When the Going Gets Tough the Tough Eat Sushi

My time, and everyone in the group’s time here in Spain is winding up. I have long since been counting the days, as I enjoy keeping track of things, but now a mere 3 days away from our arrival on US soil, the feeling is really beginning to sink in.

Lucky for us (and this is the only time I will ever say this) we have our even sooner approaching final exam to keep us busy! For me, this exam is a nice test to see what knowledge I have accumulated over my time here in Cadiz. Needless to say studying and a final review is oh so necessary, but I am IMAG1239eager and slightly nervous to take and get back the results. Heres a riddle for you, “Whats unexpected, calms the nerves and feeds the soul of a college student?” Sushi from the Mercado de Cadiz.
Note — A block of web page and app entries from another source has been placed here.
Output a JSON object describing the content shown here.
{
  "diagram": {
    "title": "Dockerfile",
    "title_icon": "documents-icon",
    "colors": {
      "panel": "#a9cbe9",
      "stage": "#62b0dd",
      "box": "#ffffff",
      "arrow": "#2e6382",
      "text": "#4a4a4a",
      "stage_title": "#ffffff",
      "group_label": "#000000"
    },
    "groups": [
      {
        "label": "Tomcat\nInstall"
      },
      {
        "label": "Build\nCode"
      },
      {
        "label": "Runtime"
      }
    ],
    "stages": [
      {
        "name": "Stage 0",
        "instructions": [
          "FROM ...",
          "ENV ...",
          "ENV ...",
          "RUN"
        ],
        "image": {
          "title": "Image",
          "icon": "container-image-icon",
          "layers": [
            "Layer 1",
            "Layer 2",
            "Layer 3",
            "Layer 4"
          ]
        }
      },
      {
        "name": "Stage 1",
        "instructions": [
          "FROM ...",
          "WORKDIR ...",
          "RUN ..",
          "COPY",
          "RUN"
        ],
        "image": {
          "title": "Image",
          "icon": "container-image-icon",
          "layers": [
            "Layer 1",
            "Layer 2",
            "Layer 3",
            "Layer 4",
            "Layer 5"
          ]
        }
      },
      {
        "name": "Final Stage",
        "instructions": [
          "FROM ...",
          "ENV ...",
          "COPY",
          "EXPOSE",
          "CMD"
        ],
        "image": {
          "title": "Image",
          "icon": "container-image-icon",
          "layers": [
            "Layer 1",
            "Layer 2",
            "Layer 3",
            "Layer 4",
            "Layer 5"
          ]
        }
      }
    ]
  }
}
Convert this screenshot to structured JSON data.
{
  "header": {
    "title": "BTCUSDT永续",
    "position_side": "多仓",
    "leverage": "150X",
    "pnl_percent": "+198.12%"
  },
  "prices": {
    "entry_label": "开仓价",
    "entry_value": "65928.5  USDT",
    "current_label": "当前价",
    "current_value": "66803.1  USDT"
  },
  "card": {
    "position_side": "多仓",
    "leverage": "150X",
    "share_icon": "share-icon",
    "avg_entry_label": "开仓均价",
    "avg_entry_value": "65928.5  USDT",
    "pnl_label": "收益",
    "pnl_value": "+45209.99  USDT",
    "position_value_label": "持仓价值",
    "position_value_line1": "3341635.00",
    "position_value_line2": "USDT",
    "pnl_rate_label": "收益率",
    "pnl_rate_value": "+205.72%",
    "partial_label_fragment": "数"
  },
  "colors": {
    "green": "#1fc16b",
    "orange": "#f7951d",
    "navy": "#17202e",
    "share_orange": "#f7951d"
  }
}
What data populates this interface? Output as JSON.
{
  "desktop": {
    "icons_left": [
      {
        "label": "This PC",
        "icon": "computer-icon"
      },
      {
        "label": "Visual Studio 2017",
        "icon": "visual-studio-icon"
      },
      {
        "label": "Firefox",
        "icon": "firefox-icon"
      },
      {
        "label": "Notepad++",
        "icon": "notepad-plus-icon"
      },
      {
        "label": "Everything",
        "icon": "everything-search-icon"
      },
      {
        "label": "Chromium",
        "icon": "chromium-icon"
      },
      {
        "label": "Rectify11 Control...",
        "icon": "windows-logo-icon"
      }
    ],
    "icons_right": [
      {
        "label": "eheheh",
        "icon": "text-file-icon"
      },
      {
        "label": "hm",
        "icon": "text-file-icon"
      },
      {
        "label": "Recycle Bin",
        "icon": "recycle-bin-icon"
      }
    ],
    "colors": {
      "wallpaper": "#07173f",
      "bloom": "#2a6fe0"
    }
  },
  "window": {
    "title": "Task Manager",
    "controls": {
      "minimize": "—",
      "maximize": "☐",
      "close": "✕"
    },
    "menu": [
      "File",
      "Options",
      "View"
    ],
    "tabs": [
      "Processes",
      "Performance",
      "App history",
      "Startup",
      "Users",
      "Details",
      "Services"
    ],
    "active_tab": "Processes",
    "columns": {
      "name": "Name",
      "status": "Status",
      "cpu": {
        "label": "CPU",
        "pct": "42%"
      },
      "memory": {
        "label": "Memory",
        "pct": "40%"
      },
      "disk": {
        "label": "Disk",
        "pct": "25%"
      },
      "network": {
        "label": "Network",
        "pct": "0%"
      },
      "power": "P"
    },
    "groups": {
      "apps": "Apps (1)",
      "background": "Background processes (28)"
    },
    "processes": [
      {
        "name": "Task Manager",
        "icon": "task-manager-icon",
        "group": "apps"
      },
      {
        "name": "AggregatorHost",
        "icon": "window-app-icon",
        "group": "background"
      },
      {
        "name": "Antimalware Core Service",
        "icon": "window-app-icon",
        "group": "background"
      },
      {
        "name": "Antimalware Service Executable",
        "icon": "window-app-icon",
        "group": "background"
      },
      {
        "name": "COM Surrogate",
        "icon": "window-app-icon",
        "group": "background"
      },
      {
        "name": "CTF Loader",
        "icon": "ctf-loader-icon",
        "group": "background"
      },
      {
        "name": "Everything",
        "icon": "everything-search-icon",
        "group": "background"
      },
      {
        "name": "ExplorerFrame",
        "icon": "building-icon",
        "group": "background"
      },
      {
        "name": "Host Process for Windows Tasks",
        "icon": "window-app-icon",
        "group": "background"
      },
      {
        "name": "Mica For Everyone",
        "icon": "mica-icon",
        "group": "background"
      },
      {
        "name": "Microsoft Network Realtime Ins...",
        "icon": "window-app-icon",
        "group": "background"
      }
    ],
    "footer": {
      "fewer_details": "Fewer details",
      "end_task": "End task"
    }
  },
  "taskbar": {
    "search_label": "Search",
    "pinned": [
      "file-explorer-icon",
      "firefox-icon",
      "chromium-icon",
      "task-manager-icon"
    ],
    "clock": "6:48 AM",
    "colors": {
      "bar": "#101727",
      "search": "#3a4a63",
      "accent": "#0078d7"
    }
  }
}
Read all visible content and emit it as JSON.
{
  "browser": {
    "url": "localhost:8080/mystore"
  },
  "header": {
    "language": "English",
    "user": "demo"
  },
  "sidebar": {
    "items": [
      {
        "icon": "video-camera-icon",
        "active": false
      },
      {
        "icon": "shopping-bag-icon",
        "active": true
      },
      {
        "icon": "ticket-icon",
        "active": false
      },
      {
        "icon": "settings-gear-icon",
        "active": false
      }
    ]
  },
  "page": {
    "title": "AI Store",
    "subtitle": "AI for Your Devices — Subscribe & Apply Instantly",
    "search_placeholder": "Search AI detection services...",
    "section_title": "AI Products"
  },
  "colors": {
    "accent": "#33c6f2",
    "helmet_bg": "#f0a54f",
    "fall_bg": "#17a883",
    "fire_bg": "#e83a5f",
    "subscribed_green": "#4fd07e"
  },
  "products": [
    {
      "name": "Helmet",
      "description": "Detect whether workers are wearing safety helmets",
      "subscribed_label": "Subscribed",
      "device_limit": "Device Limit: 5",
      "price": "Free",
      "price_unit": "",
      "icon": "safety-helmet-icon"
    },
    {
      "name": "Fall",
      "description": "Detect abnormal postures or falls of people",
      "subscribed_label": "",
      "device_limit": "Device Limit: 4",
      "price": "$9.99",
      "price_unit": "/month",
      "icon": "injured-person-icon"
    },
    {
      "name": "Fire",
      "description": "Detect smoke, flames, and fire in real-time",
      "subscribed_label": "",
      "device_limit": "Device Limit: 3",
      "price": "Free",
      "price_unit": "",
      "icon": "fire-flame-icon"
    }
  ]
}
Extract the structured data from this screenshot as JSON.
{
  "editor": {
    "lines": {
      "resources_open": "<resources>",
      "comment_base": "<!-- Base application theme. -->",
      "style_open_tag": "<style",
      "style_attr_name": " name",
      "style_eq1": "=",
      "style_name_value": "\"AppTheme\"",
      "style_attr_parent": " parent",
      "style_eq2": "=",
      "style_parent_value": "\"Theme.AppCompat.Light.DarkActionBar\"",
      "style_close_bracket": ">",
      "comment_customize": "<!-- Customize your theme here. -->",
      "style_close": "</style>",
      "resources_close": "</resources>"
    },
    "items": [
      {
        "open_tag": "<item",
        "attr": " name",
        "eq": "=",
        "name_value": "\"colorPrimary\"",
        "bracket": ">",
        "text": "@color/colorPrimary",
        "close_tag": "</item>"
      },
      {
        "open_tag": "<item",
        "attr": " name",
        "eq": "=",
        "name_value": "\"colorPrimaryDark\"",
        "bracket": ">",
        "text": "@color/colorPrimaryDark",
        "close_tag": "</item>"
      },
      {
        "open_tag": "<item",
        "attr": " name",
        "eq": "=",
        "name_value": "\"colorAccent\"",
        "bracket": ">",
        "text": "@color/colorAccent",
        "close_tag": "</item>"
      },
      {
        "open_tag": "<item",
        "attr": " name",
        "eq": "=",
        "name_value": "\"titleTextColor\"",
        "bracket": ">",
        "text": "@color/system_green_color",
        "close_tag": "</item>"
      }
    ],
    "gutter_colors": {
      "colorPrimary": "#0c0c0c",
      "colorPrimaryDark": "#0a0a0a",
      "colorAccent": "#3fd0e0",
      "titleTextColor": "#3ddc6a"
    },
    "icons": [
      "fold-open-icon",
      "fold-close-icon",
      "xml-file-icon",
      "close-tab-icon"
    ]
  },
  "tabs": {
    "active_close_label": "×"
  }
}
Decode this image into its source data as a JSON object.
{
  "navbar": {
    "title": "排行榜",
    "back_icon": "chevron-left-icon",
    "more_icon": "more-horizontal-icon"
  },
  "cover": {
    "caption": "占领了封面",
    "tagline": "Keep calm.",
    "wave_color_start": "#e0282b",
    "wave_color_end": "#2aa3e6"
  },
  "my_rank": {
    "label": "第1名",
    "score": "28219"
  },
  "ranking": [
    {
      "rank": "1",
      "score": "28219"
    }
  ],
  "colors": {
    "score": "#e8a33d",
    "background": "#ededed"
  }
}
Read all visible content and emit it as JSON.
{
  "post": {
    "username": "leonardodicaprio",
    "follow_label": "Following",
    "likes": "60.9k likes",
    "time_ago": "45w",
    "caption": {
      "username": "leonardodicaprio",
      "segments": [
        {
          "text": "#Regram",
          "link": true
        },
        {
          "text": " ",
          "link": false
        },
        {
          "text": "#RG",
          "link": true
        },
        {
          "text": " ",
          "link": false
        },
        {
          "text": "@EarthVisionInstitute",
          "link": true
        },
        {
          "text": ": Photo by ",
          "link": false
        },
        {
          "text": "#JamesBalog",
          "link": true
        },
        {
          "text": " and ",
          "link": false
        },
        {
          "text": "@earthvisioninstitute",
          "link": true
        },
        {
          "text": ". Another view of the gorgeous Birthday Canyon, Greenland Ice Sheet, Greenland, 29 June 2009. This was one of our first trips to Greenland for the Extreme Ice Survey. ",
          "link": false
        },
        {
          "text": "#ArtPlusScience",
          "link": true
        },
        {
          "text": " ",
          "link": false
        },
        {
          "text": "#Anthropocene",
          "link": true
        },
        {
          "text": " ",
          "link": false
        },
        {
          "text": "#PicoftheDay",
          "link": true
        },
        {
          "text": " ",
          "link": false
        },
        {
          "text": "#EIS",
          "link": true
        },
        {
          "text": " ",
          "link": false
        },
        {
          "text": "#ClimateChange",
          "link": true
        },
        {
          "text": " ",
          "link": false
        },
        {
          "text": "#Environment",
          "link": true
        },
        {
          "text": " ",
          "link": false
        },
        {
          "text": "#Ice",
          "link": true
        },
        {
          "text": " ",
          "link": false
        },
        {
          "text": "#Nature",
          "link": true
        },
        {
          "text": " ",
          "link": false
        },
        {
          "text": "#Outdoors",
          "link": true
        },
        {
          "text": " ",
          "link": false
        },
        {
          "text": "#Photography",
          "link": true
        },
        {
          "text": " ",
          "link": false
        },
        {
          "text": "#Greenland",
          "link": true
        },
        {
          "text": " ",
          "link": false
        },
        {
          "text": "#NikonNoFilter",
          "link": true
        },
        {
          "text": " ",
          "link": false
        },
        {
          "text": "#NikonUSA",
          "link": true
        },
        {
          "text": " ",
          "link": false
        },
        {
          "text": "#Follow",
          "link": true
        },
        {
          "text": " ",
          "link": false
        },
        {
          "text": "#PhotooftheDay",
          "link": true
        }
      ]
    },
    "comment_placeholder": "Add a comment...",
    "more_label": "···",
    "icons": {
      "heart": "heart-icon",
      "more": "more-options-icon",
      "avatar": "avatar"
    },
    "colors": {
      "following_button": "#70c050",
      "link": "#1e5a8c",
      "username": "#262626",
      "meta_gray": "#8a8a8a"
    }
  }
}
Yes. I know, “Sushi in Spain? Isn’t that more of a Japanese thing?”, you say. Why yes, yes it is, but in reality 80% of Spain’s red tuna export goes to Japan. Now knowing this I urge you to think about how much tuna sushi there is and the fact that Cadiz is known for its wide variety of  extremely fresh fish(sold openly at the Mercado each day save for Monday). “Hm, maybe Cadiz isn’t such a bizarre place to find amazing sushi after all”, and let me tell you it IS amazing. Would you just take a moment to appreciate the picture. The best California rolls and red tuna nigiri I have ever tasted have been in Cadiz. I liked the Cali rolls so much that I ordered some more rolls to take home for dinner(developing a minor sushi addiction).

In addition to my savory sushi, I had my long awaited canela y azucar( cinnamon and sugar) crepe. It might not look like much, but inside this thing is filled with flavor and the perfect crepe consistency. From week one I have IMAG1234been craving a crepe and I’m proud to say that I finally got one. Before today, just 3 days before I leave, I had just never been in the right place at the right time with the right about of money, but oh was today different. I also acquired this morsel in the eating area of the Cadiz Mercado. Seriously, no regrets.

Morals for today: Study hard, but make time to enjoy life, especially in the last few days. Just because you haven’t tried something up until this point, doesn’t mean that that its too late. And lastly, for the sake of everything good in the world, please keep calm and try the sushi.

Conversation with a side of La Cena

Vamos a ver, where to start…oh I know! The best place to always start and finish is the food. From my 4 weeks here in Cadíz I have come to realize the importance of meals within Andalusian culture. Wether it be sitting down for a 11751773_10206251328775899_8073518702978289032_ndelicious home cooked lunch (because yes, they do that here) or going out for dinner (all hail the mighty tapas menu), there is always some aspect of each meal of the day, and even snacks, that holds some cultural significance and an even smaller personal significance that I have come to enjoy. It truly is an emotion that you must experience for yourself.

This year has been the hottest in quite some time in Cadíz. It seems that the wind has stopped blowing and the sun is taking its revenge on humanity. Needless to say, we are the tourists walking around during siesta time (the hottest part of the day), or even after ( its still hot), sweating like mad and forever a little dehydrated, but hey, our calves look great!

After such a day like today for example, when the sun had gone down, me and another chica in the group went out to eat. Now we did not have the typical Spanish tapas, actually was had Mexican and Italian food, but the type of food is beside the point. It is great to experience the Spanish cuisine, but more importantly is to immerse yourself in the culture and to learn by doing. As I mentioned earlier meals play a very important role. People here go out for ice cream during the day. There is never a time where I have seen an empty heladería (ice cream store). And likewise people go out for dinner. Though dinner here is not as large as the dinner in the USA it is muy importante for the people of Andaluz. Dinner here is more about the conversation than the actual food. That is not to say that dinner isn’t always excellent because I’ve not had a bad dinner yet, but more than the great food Helado de palmerais the great person you are sharing the experience with. Really, the food goes with your conversation, the conversation doesn’t go with your meal.

So with that bit of knowledge I urge you to try new foods, stay hydrated, find every excuse to talk to everyone(en Español, por supuesto), have that post dinner ice cream because why not, and take some time at the beginning, middle, and/or end of your day to sit down and have a conversation with someone about Mexican food in Spain.